By Zandi Shabalala
JOHANNESBURG (Reuters) - South African Public Protector Thuli Madonsela said on Tuesday she wanted additional resources to investigate the wealthy Gupta family and its relationship with President Jacob Zuma, which opposition parties and other critics allege is corrupt.
Speaking to journalists, Madonsela said she was looking at "specifically whether or not the government of South Africa and specifically the president unlawfully allowed the Gupta family to choose ministers and other occupants of high office."
The unfolding scandal around the Guptas took a dramatic turn in March after deputy finance minister Mcebisi Jonas said in December he was offered his boss's job by the family, an admission that has led to calls for Zuma to resign.
Zuma denied Jonas' claims, saying only the president appointed ministers as per the constitution. The Guptas has also denied influencing Zuma, saying they were pawns in a political plot against the president.
Madonsela has received public support in South Africa for taking Zuma to task over the 240 million rand (11 million pounds) of state money spent upgrading his private home.

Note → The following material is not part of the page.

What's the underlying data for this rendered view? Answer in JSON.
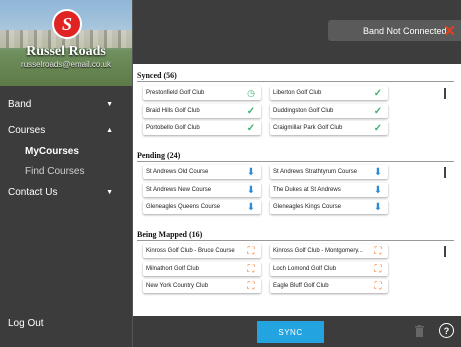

She was vindicated in March when the Constitutional Court, the highest court in the land, said Zuma had breached the constitution by ignoring her recommendation that he repay some of funds spent on non-security upgrades.
(Writing by Ed Stoddard; Editing by James Macharia)